          is zero.

While the pages of text near the note go on with discussions and diagrams of slices and sums and limits -- they introduce the centroid, the moment of inertia, and the radius of gyration, and are importantly informative -- it is the margin-note that has today delighted me.  I wonder if the girl who wrote it saw it as I do today. I like the mystery.

Sunday, June 3, 2012

Counting the dead

This poem by Joan Mazza heightens the impact of war-data by bringing it into the kitchen and the office -- juxtaposing war-numbers with the events of a pleasant day in central Virginia.  

Numbers for the Week       by Joan Mazza

This morning, it was twenty-eight degrees. I photographed
red oak leaves rimed with frost. I made chicken soup, canned
ten pint jars in the pressure cooker at fifteen pounds of pressure
for seventy-five minutes. On the stump near the compost pile,
I left the skin of fourteen chicken thighs for crows and woodpeckers.  

Thursday, May 31, 2012

Arithmetic of war

     In his poem, "Arithmetic on the Frontier," Rudyard Kipling (1865-1936) wrote of Britain's nineteenth century military aggression in Afghanistan.  His words remind us of important questions:  what is the cost of a life lost in battle?  are some lives cheap and some more dear?
 
     Arithmetic on the Frontier     by Rudyard Kipling

     A great and glorious thing it is
         To learn, for seven years or so,
     The Lord knows what of that and this,
         Ere reckoned fit to face the foe --
     The flying bullet down the Pass,
     That whistles clear: "All flesh is grass."

Monday, May 28, 2012

Remembering Israel Lewis Schneider

     On Monday, October 17, 2011, Israel Lewis Schneider (1924-2011) --  Silver Spring poet and mechanical engineer -- passed away.  I did not learn of this death until yesterday -- when my colleague, Sarah Glaz, let me know that an e-mail to him had bounced back and I went online searching for him.
     It has been my pleasure to get to know "Lew" (who published poetry under the name, Israel Lewis) at local poetry readings where we connected over our common interest in poetry-with-mathematics.  Lew's poem, "I Find My Faith in the Flatness of Space," appeared in the anthology Strange Attractors:  Poems of Love and Mathematics (edited by Glaz and me) and his poem for two voices, "Cantor:  Not Eddie,"  appeared here in this blog on 24 July 2010.  Shortly after that July posting, Lew sent another poem for my review.  To celebrate the life of this kind, funny, and very talented man, I offer here that poem -- with its playful examination of mathematical and other identities -- "Who Steals My Trash . . . ":  

Saturday, May 26, 2012

Crocheting mathematics

Charlotte Henderson majored in mathematics and English at Wellesley College and has applied her dual interests as an editor for A K Peters, Ltd (a science and technology publisher that is now part of CRC Press).  Several manuscripts on which she has worked at A K Peters have drawn her to the connections between mathematics and art, including needlework. She is particularly interested in the diverse possibilities of crochet, which she learned after working on Daina Taimina's book, Crocheting Adventures with Hyperbolic Planes.   Charlotte has turned this interest into art and into a poem: 
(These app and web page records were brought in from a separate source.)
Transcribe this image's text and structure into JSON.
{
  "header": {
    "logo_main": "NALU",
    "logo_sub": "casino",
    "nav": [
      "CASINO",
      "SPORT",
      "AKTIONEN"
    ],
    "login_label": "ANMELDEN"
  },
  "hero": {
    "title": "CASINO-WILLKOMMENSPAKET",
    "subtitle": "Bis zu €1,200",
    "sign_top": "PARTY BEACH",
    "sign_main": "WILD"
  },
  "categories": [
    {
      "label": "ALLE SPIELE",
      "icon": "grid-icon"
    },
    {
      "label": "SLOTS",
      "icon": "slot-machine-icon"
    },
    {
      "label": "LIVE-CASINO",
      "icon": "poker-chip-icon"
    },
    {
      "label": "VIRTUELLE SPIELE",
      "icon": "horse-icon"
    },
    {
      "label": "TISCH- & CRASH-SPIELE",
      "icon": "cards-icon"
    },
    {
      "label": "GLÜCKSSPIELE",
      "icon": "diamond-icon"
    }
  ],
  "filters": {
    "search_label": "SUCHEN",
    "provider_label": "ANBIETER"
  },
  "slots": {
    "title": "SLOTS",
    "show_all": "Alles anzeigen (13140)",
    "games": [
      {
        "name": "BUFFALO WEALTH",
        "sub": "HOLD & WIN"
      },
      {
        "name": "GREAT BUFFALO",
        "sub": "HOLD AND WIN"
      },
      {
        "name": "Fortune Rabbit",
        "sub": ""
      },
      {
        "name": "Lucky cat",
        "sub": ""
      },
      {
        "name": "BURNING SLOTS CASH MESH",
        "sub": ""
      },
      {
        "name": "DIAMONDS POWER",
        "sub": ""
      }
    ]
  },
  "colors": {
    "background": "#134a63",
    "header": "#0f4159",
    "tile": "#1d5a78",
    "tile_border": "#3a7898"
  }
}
Wednesday, May 23, 2012

Taking Stock

Developing an inventory -- of what we have or have experienced, of what we see or imagine -- inevitably involves numbers and counting.  As in "Inventory" by Canadian poet Colin Morton, an adaptation or "free translation" of  "Inventaire" by Jacques Prevert.  Morton has a strong connection to mathematics --  his son is a mathematician at the Technical University of Lisbon.

  Inventory       by Colin Morton

  one lump of rock
  two houses
  three ruined foundations
  four gravediggers
  one garden
  some flowers

Sunday, May 20, 2012

Before calculators we did more counting!

One of many sources of good poetry online is American Life in Poetry, collected by former U S Poet Laureate Ted Kooser.  In Column 368, Kooser offers "Numbers" by New Jersey poet, Jared Harel (first published Fall 2010 in The Cold Mountain Review).  Kooser's introduction notes, "My mother kept a handwritten record of every cent she spent from the day she and my father were married until the day she died. So it’s no wonder I especially like this poem  . . . "